Mr SOUTHWICK — It has got the chequebook, which it was crying out for, and it is blaming Canberra, it is blaming us, it is blaming everybody else and doing nothing about itself. We heard the education minister talking about taking a leaf out of the book of New South Wales and others. If the government were serious about education, it would stand up and say, ‘We’re funding the total six years. We’re showing some leadership on this. Regardless of what happens with Tony Abbott, we are going to ensure that we fund the six years of Gonski’. But it is not going to do that; it is just going to play politics with education.
But let us not listen to the Age. Let us not worry about the AEU. Let us not read the Sydney Morning Herald. Let us have a look at Save Our Schools. Save Our Schools is an independent group working for the kids, a parent body trying to stick up for schools. It said:
The Victorian government must be confronted by the public school parent, teacher and principal organisations to address the recurrent funding needs of public schools. It must commit to large funding increases for disadvantaged students, the large majority of whom are in public schools. It should follow the NSW coalition government in guaranteeing the funding increases planned under the National Education Reform Agreement, especially those in the last two years of the agreement. It should also commit to increasing funding loadings for disadvantaged students because the current loadings are much too low to bridge the large achievement gaps between rich and poor in Victoria.
Everywhere you go people are talking down this government. The only one who can talk up this government is the Minister for Education. He loves to blow his own trumpet; he loves to talk himself up. Those opposite all love to talk. Let us have a look at this good old talk, particularly the slogans. We had a fantastic Labor election commitment, which was the numberplate revealing Victoria to be the education state. It is a fantastic slogan; if only it had some substance, if only there was something beneath the initial claim. Taxpayers will fork out $45 000 to ensure the change of slogan for Victorian numberplates to promote the Andrews government’s election pledge. It is fine to spend $45 000, but what does it do?
This bizarre move comes as figures reveal that government schools in Victoria receive about $1000 less per student per year than those in New South Wales, and $1500 less than their Queensland counterparts.
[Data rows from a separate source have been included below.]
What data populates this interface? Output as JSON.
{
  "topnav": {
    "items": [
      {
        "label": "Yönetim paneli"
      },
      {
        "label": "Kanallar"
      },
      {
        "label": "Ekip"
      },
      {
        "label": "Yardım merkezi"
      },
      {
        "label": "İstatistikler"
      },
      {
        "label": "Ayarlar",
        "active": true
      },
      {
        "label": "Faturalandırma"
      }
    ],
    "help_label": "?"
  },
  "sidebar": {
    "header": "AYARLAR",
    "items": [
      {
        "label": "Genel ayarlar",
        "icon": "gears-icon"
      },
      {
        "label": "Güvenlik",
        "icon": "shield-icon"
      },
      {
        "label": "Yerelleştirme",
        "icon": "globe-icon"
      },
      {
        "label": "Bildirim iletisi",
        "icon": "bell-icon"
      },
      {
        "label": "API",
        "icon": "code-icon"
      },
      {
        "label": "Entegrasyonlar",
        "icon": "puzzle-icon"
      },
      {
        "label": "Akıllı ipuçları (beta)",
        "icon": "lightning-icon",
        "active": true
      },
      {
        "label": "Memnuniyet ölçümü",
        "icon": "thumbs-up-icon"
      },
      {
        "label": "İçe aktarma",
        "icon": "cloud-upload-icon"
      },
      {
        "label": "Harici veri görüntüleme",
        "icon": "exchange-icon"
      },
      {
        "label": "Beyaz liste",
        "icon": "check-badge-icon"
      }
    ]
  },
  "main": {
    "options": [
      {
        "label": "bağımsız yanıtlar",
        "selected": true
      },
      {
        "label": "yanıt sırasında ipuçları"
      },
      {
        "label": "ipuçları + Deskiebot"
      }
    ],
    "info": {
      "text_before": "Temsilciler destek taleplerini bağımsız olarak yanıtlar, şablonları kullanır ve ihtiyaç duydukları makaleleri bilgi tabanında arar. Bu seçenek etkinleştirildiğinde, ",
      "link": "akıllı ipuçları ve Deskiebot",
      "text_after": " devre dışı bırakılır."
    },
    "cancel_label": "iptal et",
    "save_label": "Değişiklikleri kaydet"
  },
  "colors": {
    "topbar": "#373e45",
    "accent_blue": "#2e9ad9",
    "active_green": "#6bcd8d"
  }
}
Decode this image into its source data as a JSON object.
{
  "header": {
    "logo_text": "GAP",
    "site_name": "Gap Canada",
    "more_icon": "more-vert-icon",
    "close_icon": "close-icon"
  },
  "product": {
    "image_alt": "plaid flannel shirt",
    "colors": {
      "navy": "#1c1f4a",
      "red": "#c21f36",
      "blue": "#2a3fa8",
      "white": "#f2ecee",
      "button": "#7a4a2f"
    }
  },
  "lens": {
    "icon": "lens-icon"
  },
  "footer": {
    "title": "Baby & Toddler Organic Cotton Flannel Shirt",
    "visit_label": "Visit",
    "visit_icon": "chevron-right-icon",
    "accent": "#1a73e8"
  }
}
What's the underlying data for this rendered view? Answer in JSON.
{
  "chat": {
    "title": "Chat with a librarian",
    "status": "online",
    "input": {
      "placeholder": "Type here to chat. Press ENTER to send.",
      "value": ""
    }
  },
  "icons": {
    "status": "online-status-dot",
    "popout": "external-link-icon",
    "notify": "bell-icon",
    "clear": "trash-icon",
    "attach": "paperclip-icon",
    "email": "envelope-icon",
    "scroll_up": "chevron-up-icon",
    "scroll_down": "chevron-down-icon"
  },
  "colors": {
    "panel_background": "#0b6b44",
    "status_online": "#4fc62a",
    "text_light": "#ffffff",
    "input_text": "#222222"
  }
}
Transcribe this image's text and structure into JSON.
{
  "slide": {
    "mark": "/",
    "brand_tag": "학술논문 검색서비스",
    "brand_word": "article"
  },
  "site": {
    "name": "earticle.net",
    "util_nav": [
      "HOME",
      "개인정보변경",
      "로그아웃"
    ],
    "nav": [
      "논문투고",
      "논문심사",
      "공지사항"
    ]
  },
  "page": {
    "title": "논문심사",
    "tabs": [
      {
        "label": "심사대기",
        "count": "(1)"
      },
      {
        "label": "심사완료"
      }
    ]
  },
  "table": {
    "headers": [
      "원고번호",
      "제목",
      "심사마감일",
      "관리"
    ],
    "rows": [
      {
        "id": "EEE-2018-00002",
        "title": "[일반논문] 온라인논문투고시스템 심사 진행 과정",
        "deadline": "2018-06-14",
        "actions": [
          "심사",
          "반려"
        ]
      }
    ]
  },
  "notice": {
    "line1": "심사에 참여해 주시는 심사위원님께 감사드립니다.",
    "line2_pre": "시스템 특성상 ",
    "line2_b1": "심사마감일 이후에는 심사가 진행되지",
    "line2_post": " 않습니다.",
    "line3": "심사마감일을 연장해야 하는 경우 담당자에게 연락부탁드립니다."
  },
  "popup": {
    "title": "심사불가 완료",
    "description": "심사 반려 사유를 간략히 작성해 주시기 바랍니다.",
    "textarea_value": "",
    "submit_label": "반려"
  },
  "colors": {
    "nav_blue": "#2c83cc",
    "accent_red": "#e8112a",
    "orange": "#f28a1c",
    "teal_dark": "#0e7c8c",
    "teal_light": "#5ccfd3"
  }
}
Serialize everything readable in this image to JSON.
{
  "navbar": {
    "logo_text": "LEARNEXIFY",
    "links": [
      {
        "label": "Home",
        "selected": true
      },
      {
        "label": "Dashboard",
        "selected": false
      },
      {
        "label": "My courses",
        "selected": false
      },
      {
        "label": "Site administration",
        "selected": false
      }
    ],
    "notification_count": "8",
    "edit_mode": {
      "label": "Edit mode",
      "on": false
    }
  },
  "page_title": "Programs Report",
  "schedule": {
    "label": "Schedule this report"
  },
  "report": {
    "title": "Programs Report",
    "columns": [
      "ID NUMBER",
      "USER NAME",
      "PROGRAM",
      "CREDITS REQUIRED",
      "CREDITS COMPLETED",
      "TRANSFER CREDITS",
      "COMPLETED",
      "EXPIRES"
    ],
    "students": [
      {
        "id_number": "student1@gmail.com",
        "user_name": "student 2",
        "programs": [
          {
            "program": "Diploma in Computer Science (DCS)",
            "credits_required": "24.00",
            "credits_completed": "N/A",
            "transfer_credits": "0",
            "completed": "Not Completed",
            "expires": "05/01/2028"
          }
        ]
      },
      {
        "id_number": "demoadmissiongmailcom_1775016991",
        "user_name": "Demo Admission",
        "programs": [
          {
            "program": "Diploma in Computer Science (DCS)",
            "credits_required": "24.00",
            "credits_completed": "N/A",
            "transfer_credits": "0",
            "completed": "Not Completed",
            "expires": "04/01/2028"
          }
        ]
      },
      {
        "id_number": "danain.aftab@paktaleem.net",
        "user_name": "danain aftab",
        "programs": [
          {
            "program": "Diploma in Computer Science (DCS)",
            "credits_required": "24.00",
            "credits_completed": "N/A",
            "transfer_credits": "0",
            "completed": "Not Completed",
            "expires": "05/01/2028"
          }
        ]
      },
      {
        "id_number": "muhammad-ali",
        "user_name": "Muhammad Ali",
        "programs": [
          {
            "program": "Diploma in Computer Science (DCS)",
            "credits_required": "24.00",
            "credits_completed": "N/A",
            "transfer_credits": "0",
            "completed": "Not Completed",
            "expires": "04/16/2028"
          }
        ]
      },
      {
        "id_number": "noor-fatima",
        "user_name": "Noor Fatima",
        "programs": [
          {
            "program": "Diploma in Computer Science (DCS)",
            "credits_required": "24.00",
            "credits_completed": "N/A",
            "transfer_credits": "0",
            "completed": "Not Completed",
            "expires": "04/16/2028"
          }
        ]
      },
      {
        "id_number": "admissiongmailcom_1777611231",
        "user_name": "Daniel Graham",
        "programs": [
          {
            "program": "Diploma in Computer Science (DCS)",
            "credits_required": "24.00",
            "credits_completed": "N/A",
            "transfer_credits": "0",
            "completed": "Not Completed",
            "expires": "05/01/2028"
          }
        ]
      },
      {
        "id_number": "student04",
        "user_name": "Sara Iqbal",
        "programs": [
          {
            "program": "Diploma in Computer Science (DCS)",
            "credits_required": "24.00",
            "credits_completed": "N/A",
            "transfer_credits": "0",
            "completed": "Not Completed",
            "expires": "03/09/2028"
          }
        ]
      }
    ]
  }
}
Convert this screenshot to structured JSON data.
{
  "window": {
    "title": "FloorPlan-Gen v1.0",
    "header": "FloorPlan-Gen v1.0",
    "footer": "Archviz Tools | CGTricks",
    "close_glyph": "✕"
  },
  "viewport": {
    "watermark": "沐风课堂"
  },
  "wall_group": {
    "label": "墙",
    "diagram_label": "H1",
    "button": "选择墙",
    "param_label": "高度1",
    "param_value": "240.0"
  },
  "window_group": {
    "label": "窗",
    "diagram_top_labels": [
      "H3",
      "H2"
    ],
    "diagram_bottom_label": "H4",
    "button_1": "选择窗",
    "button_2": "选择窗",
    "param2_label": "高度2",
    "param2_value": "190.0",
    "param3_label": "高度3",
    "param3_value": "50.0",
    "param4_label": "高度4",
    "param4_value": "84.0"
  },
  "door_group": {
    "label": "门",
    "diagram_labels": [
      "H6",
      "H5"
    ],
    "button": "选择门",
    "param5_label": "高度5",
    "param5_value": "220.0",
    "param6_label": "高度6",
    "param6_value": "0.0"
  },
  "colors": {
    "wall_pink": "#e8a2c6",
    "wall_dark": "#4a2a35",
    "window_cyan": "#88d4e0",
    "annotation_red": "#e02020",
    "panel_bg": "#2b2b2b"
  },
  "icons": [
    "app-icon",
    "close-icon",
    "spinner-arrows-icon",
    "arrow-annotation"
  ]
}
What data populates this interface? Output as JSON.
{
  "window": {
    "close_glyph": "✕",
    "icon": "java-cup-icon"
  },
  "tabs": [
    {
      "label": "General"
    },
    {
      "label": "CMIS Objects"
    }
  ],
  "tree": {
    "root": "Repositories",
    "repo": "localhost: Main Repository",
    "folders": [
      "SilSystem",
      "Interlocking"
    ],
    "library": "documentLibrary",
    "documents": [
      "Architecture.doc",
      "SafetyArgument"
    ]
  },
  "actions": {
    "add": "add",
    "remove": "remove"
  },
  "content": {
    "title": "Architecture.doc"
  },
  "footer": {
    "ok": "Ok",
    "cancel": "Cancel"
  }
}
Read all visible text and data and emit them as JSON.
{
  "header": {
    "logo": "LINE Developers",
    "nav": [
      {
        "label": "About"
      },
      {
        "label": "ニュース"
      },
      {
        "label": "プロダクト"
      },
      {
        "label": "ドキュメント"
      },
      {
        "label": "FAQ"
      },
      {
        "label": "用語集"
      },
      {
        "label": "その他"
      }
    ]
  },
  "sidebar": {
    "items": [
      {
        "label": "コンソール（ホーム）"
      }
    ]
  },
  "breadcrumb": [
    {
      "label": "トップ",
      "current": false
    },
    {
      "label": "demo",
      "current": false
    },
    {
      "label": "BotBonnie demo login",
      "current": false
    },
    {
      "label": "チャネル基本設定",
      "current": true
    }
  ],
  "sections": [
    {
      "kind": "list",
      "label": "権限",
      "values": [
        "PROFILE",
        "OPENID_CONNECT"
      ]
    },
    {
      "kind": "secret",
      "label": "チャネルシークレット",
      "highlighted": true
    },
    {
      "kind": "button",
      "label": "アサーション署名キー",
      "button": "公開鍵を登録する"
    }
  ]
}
So we are going to be the education state, but we are not going to fund the schools. But you do not need funding, kids; you just need a numberplate! We will give you a numberplate, and that will do. You can at least think that we are a great state. What we might be doing here is hand-delivering a numberplate to every school. They can stick it on the wall and say, ‘We are the education state. We haven’t got any dough, but we have a numberplate’. That is what the government is doing, and that is what we are seeing. There is no question about this government’s spin. It is great at slogans; it is great at reviews. It is going to have, as I said, another review. Former Premier Bracks is doing a review. Bracks will fix it for them.
Those opposite could not make a decision if they tried. They have had so many opportunities here, and all they are going to do is leave it to the department. The departments will sort it out; the unions will fix it! The AEU will not fix it, because it is calling the government a disgrace. The government is left wanting here, six months into the game. All is it about is spin and slogans without any substance.